Tribune Business Reporter
THE fisheries industry’s divide over plans to bar foreigners from working on Bahamian-owned boats deepened yesterday as the two sides hit out at the positions each have taken.
The National Fisheries Association (NFA), which represents fishermen, took aim at the position paper presented by the Coalition for Responsible Fishing (CFRF), a group that advocates for the sector’s processors, wholesalers and exporters, arguing that its claims job losses will result from the proposed Fisheries Bill are “absurd”.
The NFA, in a statement, said it had “been fighting this Coalition’ for many years.... They have made the practice of intensive conch harvest commonplace, as well as pioneering the use of thousands of deep ocean fish pots. They have prioritised conch diving year-round and we have seen the stocks plummet as a result. “Their Dominican employees have pioneered the practice of ‘cracking out’ conchs on the sea floor and littering miles of conch grounds with the shells of the dead. A disturbing sight, and a damaging practice to the continued use of that area by conchs. This is not the way conch fishing used to be done, and now we are seeing the impacts.”
But Errol Davis, the Coalition’s official spokesperson, vigorously denied the NFA’s claims when contacted by Tribune Business. He said its members were unaware of the “conch-cracking” allegations, adding that the Dominican fishermen being targeted by the NFA have been in The Bahamas for years - some of whom have permanent residency.
Mr Davis added that no commercial fishing vessel leaves conchs on the seabed, and they instead find a designated area to leave the conch shells. “No one takes conchs back to land,” he said.
The row between the two sides erupted after the Coalition published a report opposing recently-tabled Bills in parliament that seek to make the employment of non-Bahamians in the fisheries sector illegal.
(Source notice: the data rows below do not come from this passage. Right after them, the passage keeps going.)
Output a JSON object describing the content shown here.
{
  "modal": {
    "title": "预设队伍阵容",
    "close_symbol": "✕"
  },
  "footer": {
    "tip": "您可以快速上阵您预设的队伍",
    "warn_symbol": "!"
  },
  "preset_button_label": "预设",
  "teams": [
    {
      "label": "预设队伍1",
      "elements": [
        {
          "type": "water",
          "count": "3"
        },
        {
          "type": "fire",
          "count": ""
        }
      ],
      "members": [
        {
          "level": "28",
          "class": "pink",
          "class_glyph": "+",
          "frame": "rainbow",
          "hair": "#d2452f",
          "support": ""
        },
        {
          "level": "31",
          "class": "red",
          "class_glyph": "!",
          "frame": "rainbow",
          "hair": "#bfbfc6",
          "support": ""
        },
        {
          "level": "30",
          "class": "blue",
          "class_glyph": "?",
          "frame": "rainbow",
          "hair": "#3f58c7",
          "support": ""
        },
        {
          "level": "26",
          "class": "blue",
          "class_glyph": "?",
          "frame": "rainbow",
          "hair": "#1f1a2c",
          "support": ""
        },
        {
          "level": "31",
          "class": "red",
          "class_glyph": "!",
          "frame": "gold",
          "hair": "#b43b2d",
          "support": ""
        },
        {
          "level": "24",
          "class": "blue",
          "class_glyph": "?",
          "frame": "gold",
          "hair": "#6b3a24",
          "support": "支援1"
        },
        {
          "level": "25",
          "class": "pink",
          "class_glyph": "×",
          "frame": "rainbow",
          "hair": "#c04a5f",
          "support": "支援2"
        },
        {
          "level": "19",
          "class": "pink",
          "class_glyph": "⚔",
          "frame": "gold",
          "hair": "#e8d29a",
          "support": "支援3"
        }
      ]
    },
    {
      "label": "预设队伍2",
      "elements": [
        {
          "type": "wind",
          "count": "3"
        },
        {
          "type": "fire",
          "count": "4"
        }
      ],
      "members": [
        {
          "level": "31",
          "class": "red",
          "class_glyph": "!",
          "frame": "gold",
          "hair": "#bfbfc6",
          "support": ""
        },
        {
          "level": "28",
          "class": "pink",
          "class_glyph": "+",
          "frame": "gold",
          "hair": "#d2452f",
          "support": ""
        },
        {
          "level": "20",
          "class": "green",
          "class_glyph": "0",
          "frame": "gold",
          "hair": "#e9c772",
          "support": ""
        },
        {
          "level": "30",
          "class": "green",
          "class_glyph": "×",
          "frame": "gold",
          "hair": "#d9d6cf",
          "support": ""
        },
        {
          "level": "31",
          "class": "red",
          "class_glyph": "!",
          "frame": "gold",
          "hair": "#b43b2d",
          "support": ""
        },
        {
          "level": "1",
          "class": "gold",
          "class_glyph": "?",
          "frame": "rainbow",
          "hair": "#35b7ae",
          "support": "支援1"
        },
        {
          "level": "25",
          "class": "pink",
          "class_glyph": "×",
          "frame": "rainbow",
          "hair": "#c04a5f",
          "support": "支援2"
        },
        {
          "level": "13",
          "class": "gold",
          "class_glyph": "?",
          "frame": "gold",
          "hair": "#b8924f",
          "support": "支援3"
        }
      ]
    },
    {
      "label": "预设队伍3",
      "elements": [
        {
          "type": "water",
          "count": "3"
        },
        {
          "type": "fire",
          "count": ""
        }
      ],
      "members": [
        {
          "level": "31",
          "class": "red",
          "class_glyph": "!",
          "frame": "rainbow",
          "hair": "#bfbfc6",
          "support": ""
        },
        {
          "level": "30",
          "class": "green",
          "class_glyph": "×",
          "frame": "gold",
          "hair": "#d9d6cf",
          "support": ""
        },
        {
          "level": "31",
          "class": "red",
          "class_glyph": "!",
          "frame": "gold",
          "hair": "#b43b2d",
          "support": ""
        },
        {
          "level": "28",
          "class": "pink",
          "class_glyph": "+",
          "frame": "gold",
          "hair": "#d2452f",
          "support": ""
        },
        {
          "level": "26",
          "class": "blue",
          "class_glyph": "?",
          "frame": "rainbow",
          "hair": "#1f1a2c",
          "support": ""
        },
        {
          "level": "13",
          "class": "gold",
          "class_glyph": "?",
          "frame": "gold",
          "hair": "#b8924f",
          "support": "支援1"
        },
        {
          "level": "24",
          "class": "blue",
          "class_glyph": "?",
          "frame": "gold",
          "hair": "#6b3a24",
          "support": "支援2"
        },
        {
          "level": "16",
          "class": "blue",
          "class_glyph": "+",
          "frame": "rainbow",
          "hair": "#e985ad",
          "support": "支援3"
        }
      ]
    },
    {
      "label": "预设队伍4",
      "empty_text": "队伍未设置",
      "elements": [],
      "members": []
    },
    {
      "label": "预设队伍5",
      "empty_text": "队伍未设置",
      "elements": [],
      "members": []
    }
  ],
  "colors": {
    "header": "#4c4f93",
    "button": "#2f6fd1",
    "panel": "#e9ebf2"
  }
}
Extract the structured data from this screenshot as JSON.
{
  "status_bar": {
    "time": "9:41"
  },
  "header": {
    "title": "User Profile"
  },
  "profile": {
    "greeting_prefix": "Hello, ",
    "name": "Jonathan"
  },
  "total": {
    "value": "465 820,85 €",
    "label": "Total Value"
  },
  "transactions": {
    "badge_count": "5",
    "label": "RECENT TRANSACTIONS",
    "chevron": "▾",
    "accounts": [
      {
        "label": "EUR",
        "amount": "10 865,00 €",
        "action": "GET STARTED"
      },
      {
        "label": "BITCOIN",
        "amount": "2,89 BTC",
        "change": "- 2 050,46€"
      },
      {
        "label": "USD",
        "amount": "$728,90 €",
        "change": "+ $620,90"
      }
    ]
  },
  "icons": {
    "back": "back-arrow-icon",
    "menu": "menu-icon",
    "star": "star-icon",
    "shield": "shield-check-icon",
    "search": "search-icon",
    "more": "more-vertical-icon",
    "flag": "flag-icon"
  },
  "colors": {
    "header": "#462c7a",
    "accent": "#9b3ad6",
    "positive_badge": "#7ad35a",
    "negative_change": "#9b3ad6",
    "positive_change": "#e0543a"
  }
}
The Coalition argued that over 1,000 people would be hurt by this move, adding that the ratio of Bahamian to non-Bahamian workers in the sector is just over 2:1 and that it would be Bahamian families that would suffer more if these foreign workers are not allow to harvest seafood.
However, the NFA blasted back: “They do not care about the long-term survival of the industry, only their profits and the ability to sit back and reap the rewards. “They have no basis for the absurd claim that 1,000 Bahamians will lose their jobs as nearly every business they cited as being dependent on fisheries are supported by fishing companies that are fully owned and operated by Bahamians. “We are in an era of COVID, with mass unemployment, and they are concerned about hiring more foreigners? Hire Bahamians and invest in Bahamian labour. You cannot run businesses that lower wages, and undercut Bahamian labour, then claim to be supporting Bahamians.”
Mr Davis, though, argued that the NFA “doesn’t understand how this business works”.
He added that in addition to those directly employed, during the peak season large vessels take even more Bahamians out to sea to help with the harvest. As a result, he suggested the 1,000 jobs being at risk is a very conservative number.